→ WHAT IS EXPECTED: Pictures in the data must not be copied, but everything else should be output exactly.

→ AVAILABLE RECORDS:
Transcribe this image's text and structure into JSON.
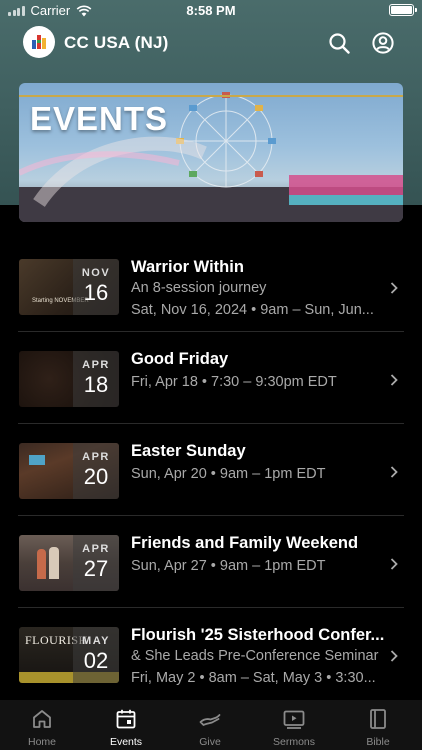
{
  "status_bar": {
    "carrier": "Carrier",
    "time": "8:58 PM"
  },
  "header": {
    "title": "CC USA (NJ)",
    "search_icon": "search-icon",
    "account_icon": "account-icon"
  },
  "banner": {
    "title": "EVENTS"
  },
  "events": [
    {
      "title": "Warrior Within",
      "subtitle": "An 8-session journey",
      "when": "Sat, Nov 16, 2024 • 9am – Sun, Jun...",
      "month": "NOV",
      "day": "16",
      "thumb_text": "Starting NOVEMBER"
    },
    {
      "title": "Good Friday",
      "subtitle": "",
      "when": "Fri, Apr 18 • 7:30 – 9:30pm EDT",
      "month": "APR",
      "day": "18"
    },
    {
      "title": "Easter Sunday",
      "subtitle": "",
      "when": "Sun, Apr 20 • 9am – 1pm EDT",
      "month": "APR",
      "day": "20"
    },
    {
      "title": "Friends and Family Weekend",
      "subtitle": "",
      "when": "Sun, Apr 27 • 9am – 1pm EDT",
      "month": "APR",
      "day": "27"
    },
    {
      "title": "Flourish '25 Sisterhood Confer...",
      "subtitle": "& She Leads Pre-Conference Seminar",
      "when": "Fri, May 2 • 8am – Sat, May 3 • 3:30...",
      "month": "MAY",
      "day": "02",
      "thumb_text": "FLOURISH"
    }
  ],
  "tabs": [
    {
      "label": "Home",
      "icon": "home-icon"
    },
    {
      "label": "Events",
      "icon": "calendar-icon",
      "active": true
    },
    {
      "label": "Give",
      "icon": "give-icon"
    },
    {
      "label": "Sermons",
      "icon": "video-icon"
    },
    {
      "label": "Bible",
      "icon": "book-icon"
    }
  ],
  "colors": {
    "header_bg": "#46696a",
    "background": "#000000",
    "tabbar_bg": "#121212",
    "muted_text": "#a9a9a9",
    "accent_gold": "#c9a84a"
  }
}
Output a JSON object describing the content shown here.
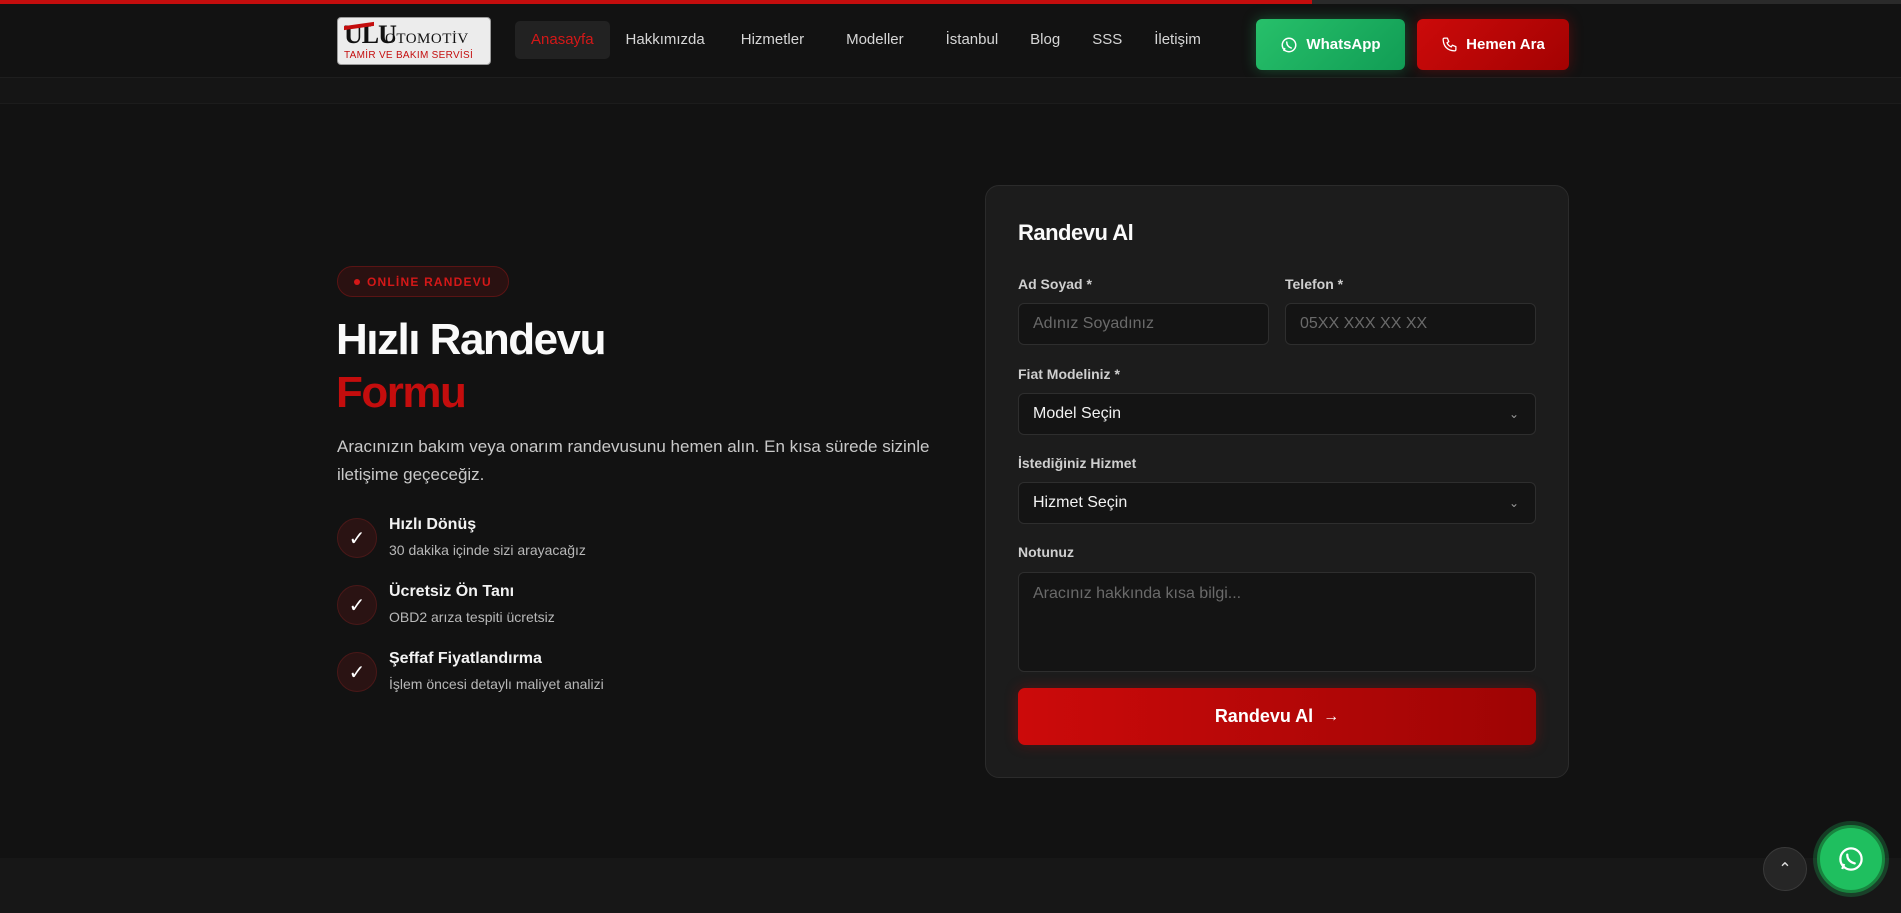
{
  "scroll_progress_percent": 69,
  "colors": {
    "accent": "#c40d0d",
    "whatsapp": "#1fbf5f",
    "background": "#121212"
  },
  "header": {
    "logo": {
      "mark": "ULU",
      "word": "OTOMOTİV",
      "subtitle": "TAMİR VE BAKIM SERVİSİ"
    },
    "nav": [
      {
        "label": "Anasayfa",
        "active": true
      },
      {
        "label": "Hakkımızda",
        "active": false
      },
      {
        "label": "Hizmetler",
        "active": false
      },
      {
        "label": "Modeller",
        "active": false
      },
      {
        "label": "İstanbul",
        "active": false
      },
      {
        "label": "Blog",
        "active": false
      },
      {
        "label": "SSS",
        "active": false
      },
      {
        "label": "İletişim",
        "active": false
      }
    ],
    "whatsapp_button": {
      "label": "WhatsApp",
      "icon": "whatsapp-icon"
    },
    "call_button": {
      "label": "Hemen Ara",
      "icon": "phone-icon"
    }
  },
  "hero": {
    "badge": "ONLİNE RANDEVU",
    "title_line1": "Hızlı Randevu",
    "title_line2": "Formu",
    "lead": "Aracınızın bakım veya onarım randevusunu hemen alın. En kısa sürede sizinle iletişime geçeceğiz.",
    "features": [
      {
        "title": "Hızlı Dönüş",
        "desc": "30 dakika içinde sizi arayacağız",
        "icon": "check-icon"
      },
      {
        "title": "Ücretsiz Ön Tanı",
        "desc": "OBD2 arıza tespiti ücretsiz",
        "icon": "check-icon"
      },
      {
        "title": "Şeffaf Fiyatlandırma",
        "desc": "İşlem öncesi detaylı maliyet analizi",
        "icon": "check-icon"
      }
    ]
  },
  "form": {
    "title": "Randevu Al",
    "name": {
      "label": "Ad Soyad *",
      "placeholder": "Adınız Soyadınız",
      "value": ""
    },
    "phone": {
      "label": "Telefon *",
      "placeholder": "05XX XXX XX XX",
      "value": ""
    },
    "model": {
      "label": "Fiat Modeliniz *",
      "selected": "Model Seçin"
    },
    "service": {
      "label": "İstediğiniz Hizmet",
      "selected": "Hizmet Seçin"
    },
    "note": {
      "label": "Notunuz",
      "placeholder": "Aracınız hakkında kısa bilgi...",
      "value": ""
    },
    "submit_label": "Randevu Al",
    "submit_icon": "arrow-right-icon"
  },
  "floating": {
    "back_to_top_icon": "chevron-up-icon",
    "whatsapp_icon": "whatsapp-icon"
  }
}
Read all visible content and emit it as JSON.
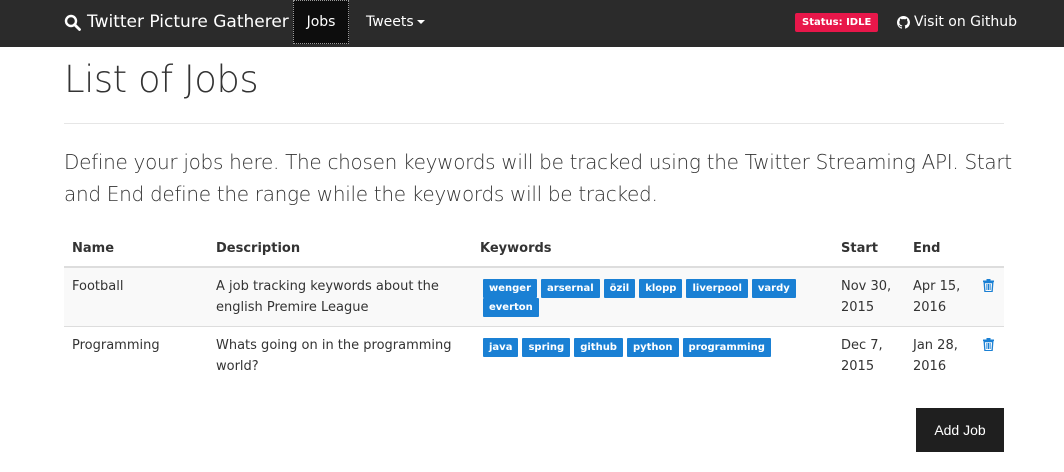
{
  "nav": {
    "brand": "Twitter Picture Gatherer",
    "jobs": "Jobs",
    "tweets": "Tweets",
    "status": "Status: IDLE",
    "github": "Visit on Github"
  },
  "page": {
    "title": "List of Jobs",
    "lead": "Define your jobs here. The chosen keywords will be tracked using the Twitter Streaming API. Start and End define the range while the keywords will be tracked."
  },
  "table": {
    "headers": {
      "name": "Name",
      "description": "Description",
      "keywords": "Keywords",
      "start": "Start",
      "end": "End"
    },
    "rows": [
      {
        "name": "Football",
        "description": "A job tracking keywords about the english Premire League",
        "keywords": [
          "wenger",
          "arsernal",
          "özil",
          "klopp",
          "liverpool",
          "vardy",
          "everton"
        ],
        "start": "Nov 30, 2015",
        "end": "Apr 15, 2016"
      },
      {
        "name": "Programming",
        "description": "Whats going on in the programming world?",
        "keywords": [
          "java",
          "spring",
          "github",
          "python",
          "programming"
        ],
        "start": "Dec 7, 2015",
        "end": "Jan 28, 2016"
      }
    ]
  },
  "actions": {
    "add_job": "Add Job"
  },
  "colors": {
    "navbar": "#2b2b2b",
    "status": "#e8174a",
    "keyword": "#1a80d4",
    "trash": "#1a80d4"
  },
  "icons": [
    "search-icon",
    "caret-down-icon",
    "github-icon",
    "trash-icon"
  ]
}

→ ANSWER TO THE PROBLEM:
Transcribe this image's text and structure into JSON.
{
  "status_bar": {
    "carrier": "Carrier",
    "time": "8:58 PM"
  },
  "header": {
    "title": "CC USA (NJ)",
    "search_icon": "search-icon",
    "account_icon": "account-icon"
  },
  "banner": {
    "title": "EVENTS"
  },
  "events": [
    {
      "title": "Warrior Within",
      "subtitle": "An 8-session journey",
      "when": "Sat, Nov 16, 2024 • 9am – Sun, Jun...",
      "month": "NOV",
      "day": "16",
      "thumb_text": "Starting NOVEMBER"
    },
    {
      "title": "Good Friday",
      "subtitle": "",
      "when": "Fri, Apr 18 • 7:30 – 9:30pm EDT",
      "month": "APR",
      "day": "18"
    },
    {
      "title": "Easter Sunday",
      "subtitle": "",
      "when": "Sun, Apr 20 • 9am – 1pm EDT",
      "month": "APR",
      "day": "20"
    },
    {
      "title": "Friends and Family Weekend",
      "subtitle": "",
      "when": "Sun, Apr 27 • 9am – 1pm EDT",
      "month": "APR",
      "day": "27"
    },
    {
      "title": "Flourish '25 Sisterhood Confer...",
      "subtitle": "& She Leads Pre-Conference Seminar",
      "when": "Fri, May 2 • 8am – Sat, May 3 • 3:30...",
      "month": "MAY",
      "day": "02",
      "thumb_text": "FLOURISH"
    }
  ],
  "tabs": [
    {
      "label": "Home",
      "icon": "home-icon"
    },
    {
      "label": "Events",
      "icon": "calendar-icon",
      "active": true
    },
    {
      "label": "Give",
      "icon": "give-icon"
    },
    {
      "label": "Sermons",
      "icon": "video-icon"
    },
    {
      "label": "Bible",
      "icon": "book-icon"
    }
  ],
  "colors": {
    "header_bg": "#46696a",
    "background": "#000000",
    "tabbar_bg": "#121212",
    "muted_text": "#a9a9a9",
    "accent_gold": "#c9a84a"
  }
}
Output a JSON object describing the content shown here.
{
  "scroll_progress_percent": 69,
  "colors": {
    "accent": "#c40d0d",
    "whatsapp": "#1fbf5f",
    "background": "#121212"
  },
  "header": {
    "logo": {
      "mark": "ULU",
      "word": "OTOMOTİV",
      "subtitle": "TAMİR VE BAKIM SERVİSİ"
    },
    "nav": [
      {
        "label": "Anasayfa",
        "active": true
      },
      {
        "label": "Hakkımızda",
        "active": false
      },
      {
        "label": "Hizmetler",
        "active": false
      },
      {
        "label": "Modeller",
        "active": false
      },
      {
        "label": "İstanbul",
        "active": false
      },
      {
        "label": "Blog",
        "active": false
      },
      {
        "label": "SSS",
        "active": false
      },
      {
        "label": "İletişim",
        "active": false
      }
    ],
    "whatsapp_button": {
      "label": "WhatsApp",
      "icon": "whatsapp-icon"
    },
    "call_button": {
      "label": "Hemen Ara",
      "icon": "phone-icon"
    }
  },
  "hero": {
    "badge": "ONLİNE RANDEVU",
    "title_line1": "Hızlı Randevu",
    "title_line2": "Formu",
    "lead": "Aracınızın bakım veya onarım randevusunu hemen alın. En kısa sürede sizinle iletişime geçeceğiz.",
    "features": [
      {
        "title": "Hızlı Dönüş",
        "desc": "30 dakika içinde sizi arayacağız",
        "icon": "check-icon"
      },
      {
        "title": "Ücretsiz Ön Tanı",
        "desc": "OBD2 arıza tespiti ücretsiz",
        "icon": "check-icon"
      },
      {
        "title": "Şeffaf Fiyatlandırma",
        "desc": "İşlem öncesi detaylı maliyet analizi",
        "icon": "check-icon"
      }
    ]
  },
  "form": {
    "title": "Randevu Al",
    "name": {
      "label": "Ad Soyad *",
      "placeholder": "Adınız Soyadınız",
      "value": ""
    },
    "phone": {
      "label": "Telefon *",
      "placeholder": "05XX XXX XX XX",
      "value": ""
    },
    "model": {
      "label": "Fiat Modeliniz *",
      "selected": "Model Seçin"
    },
    "service": {
      "label": "İstediğiniz Hizmet",
      "selected": "Hizmet Seçin"
    },
    "note": {
      "label": "Notunuz",
      "placeholder": "Aracınız hakkında kısa bilgi...",
      "value": ""
    },
    "submit_label": "Randevu Al",
    "submit_icon": "arrow-right-icon"
  },
  "floating": {
    "back_to_top_icon": "chevron-up-icon",
    "whatsapp_icon": "whatsapp-icon"
  }
}
Read all visible content and emit it as JSON.
{
  "nav": {
    "brand": "Twitter Picture Gatherer",
    "jobs": "Jobs",
    "tweets": "Tweets",
    "status": "Status: IDLE",
    "github": "Visit on Github"
  },
  "page": {
    "title": "List of Jobs",
    "lead": "Define your jobs here. The chosen keywords will be tracked using the Twitter Streaming API. Start and End define the range while the keywords will be tracked."
  },
  "table": {
    "headers": {
      "name": "Name",
      "description": "Description",
      "keywords": "Keywords",
      "start": "Start",
      "end": "End"
    },
    "rows": [
      {
        "name": "Football",
        "description": "A job tracking keywords about the english Premire League",
        "keywords": [
          "wenger",
          "arsernal",
          "özil",
          "klopp",
          "liverpool",
          "vardy",
          "everton"
        ],
        "start": "Nov 30, 2015",
        "end": "Apr 15, 2016"
      },
      {
        "name": "Programming",
        "description": "Whats going on in the programming world?",
        "keywords": [
          "java",
          "spring",
          "github",
          "python",
          "programming"
        ],
        "start": "Dec 7, 2015",
        "end": "Jan 28, 2016"
      }
    ]
  },
  "actions": {
    "add_job": "Add Job"
  },
  "colors": {
    "navbar": "#2b2b2b",
    "status": "#e8174a",
    "keyword": "#1a80d4",
    "trash": "#1a80d4"
  },
  "icons": [
    "search-icon",
    "caret-down-icon",
    "github-icon",
    "trash-icon"
  ]
}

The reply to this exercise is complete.